» ABOUT THIS EXERCISE:
May I please have every record restated word for word, with the images left out?

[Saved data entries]
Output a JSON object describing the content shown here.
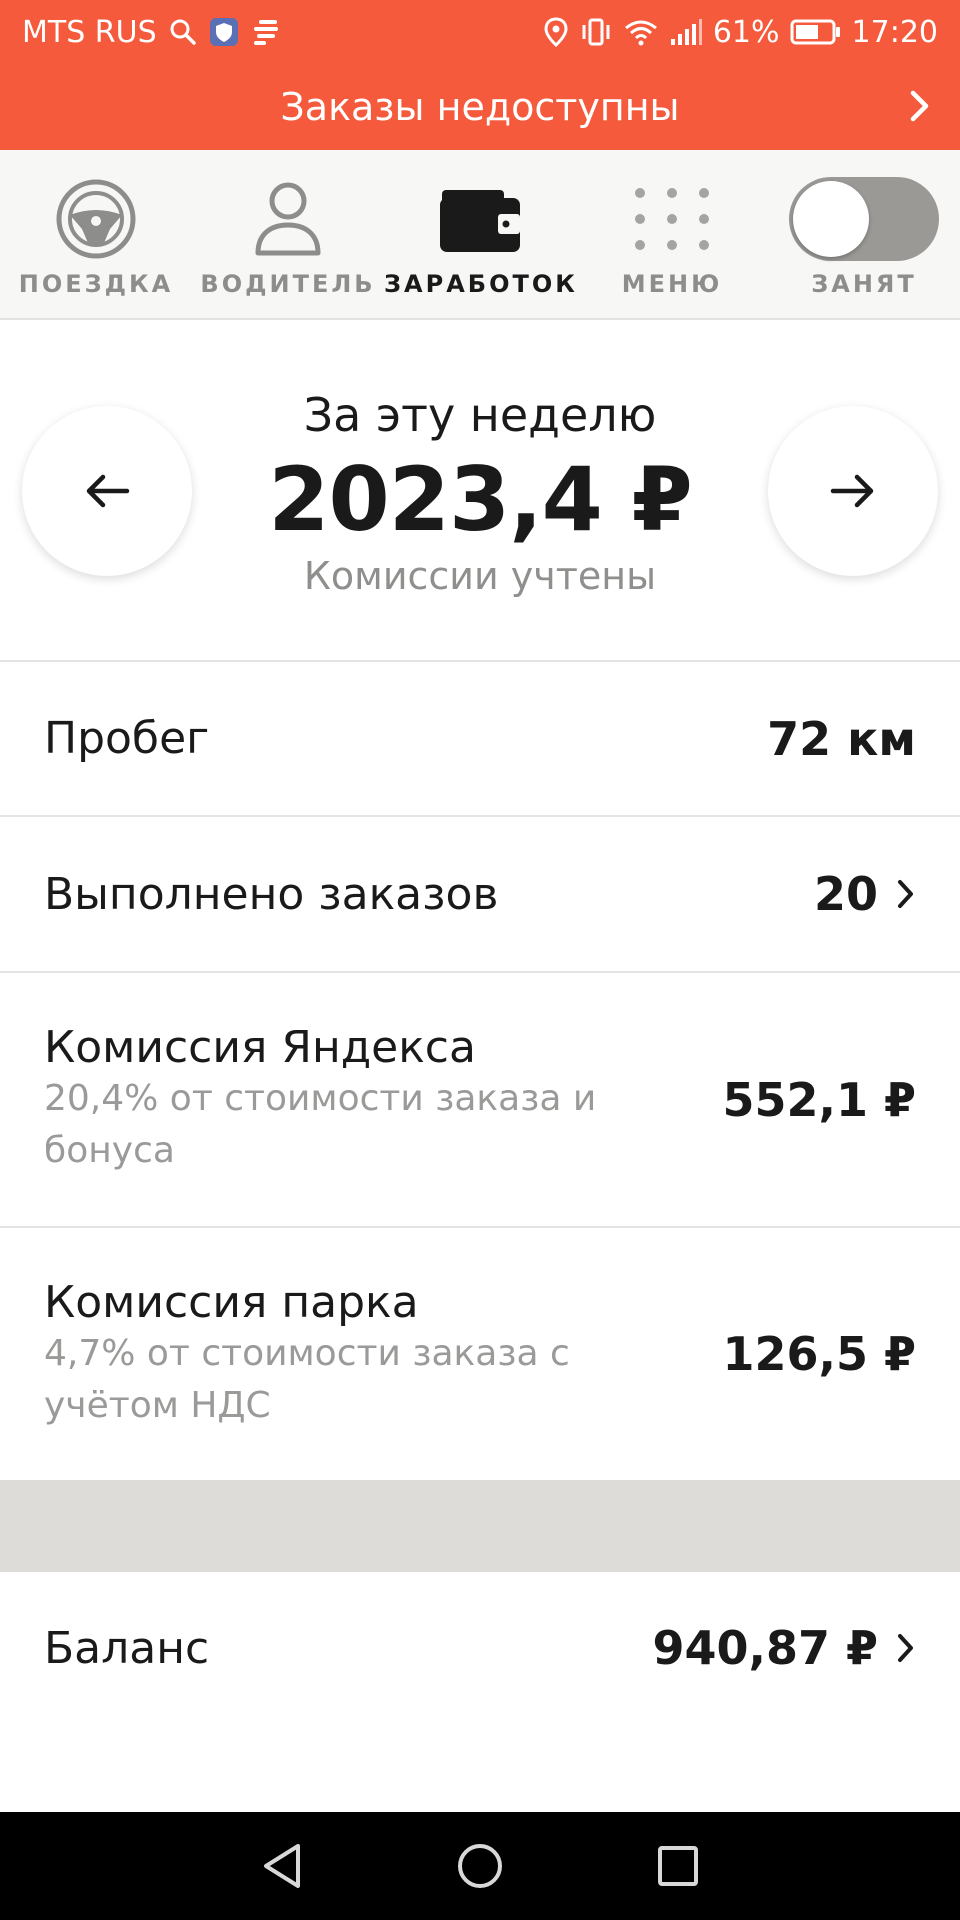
{
  "status_bar": {
    "carrier": "MTS RUS",
    "battery": "61%",
    "time": "17:20"
  },
  "banner": {
    "text": "Заказы недоступны"
  },
  "nav": {
    "items": [
      {
        "label": "ПОЕЗДКА",
        "icon": "steering-wheel-icon"
      },
      {
        "label": "ВОДИТЕЛЬ",
        "icon": "person-icon"
      },
      {
        "label": "ЗАРАБОТОК",
        "icon": "wallet-icon"
      },
      {
        "label": "МЕНЮ",
        "icon": "grid-dots-icon"
      },
      {
        "label": "ЗАНЯТ",
        "icon": "toggle-switch"
      }
    ],
    "active": "ЗАРАБОТОК",
    "busy_toggle_on": false
  },
  "week": {
    "caption": "За эту неделю",
    "total": "2023,4 ₽",
    "note": "Комиссии учтены"
  },
  "rows": {
    "mileage": {
      "label": "Пробег",
      "value": "72 км"
    },
    "orders": {
      "label": "Выполнено заказов",
      "value": "20"
    },
    "yandex_commission": {
      "label": "Комиссия Яндекса",
      "sub": "20,4% от стоимости заказа и бонуса",
      "value": "552,1 ₽"
    },
    "park_commission": {
      "label": "Комиссия парка",
      "sub": "4,7% от стоимости заказа с учётом НДС",
      "value": "126,5 ₽"
    },
    "balance": {
      "label": "Баланс",
      "value": "940,87 ₽"
    }
  },
  "colors": {
    "accent": "#f55a3c",
    "nav_bg": "#f7f7f6",
    "muted_text": "#8f8f8d",
    "divider": "#e4e4e2",
    "band": "#dddcd9"
  }
}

» ANSWER TO THIS EXERCISE:
Output a JSON object describing the content shown here.
{
  "status_bar": {
    "carrier": "MTS RUS",
    "battery": "61%",
    "time": "17:20"
  },
  "banner": {
    "text": "Заказы недоступны"
  },
  "nav": {
    "items": [
      {
        "label": "ПОЕЗДКА",
        "icon": "steering-wheel-icon"
      },
      {
        "label": "ВОДИТЕЛЬ",
        "icon": "person-icon"
      },
      {
        "label": "ЗАРАБОТОК",
        "icon": "wallet-icon"
      },
      {
        "label": "МЕНЮ",
        "icon": "grid-dots-icon"
      },
      {
        "label": "ЗАНЯТ",
        "icon": "toggle-switch"
      }
    ],
    "active": "ЗАРАБОТОК",
    "busy_toggle_on": false
  },
  "week": {
    "caption": "За эту неделю",
    "total": "2023,4 ₽",
    "note": "Комиссии учтены"
  },
  "rows": {
    "mileage": {
      "label": "Пробег",
      "value": "72 км"
    },
    "orders": {
      "label": "Выполнено заказов",
      "value": "20"
    },
    "yandex_commission": {
      "label": "Комиссия Яндекса",
      "sub": "20,4% от стоимости заказа и бонуса",
      "value": "552,1 ₽"
    },
    "park_commission": {
      "label": "Комиссия парка",
      "sub": "4,7% от стоимости заказа с учётом НДС",
      "value": "126,5 ₽"
    },
    "balance": {
      "label": "Баланс",
      "value": "940,87 ₽"
    }
  },
  "colors": {
    "accent": "#f55a3c",
    "nav_bg": "#f7f7f6",
    "muted_text": "#8f8f8d",
    "divider": "#e4e4e2",
    "band": "#dddcd9"
  }
}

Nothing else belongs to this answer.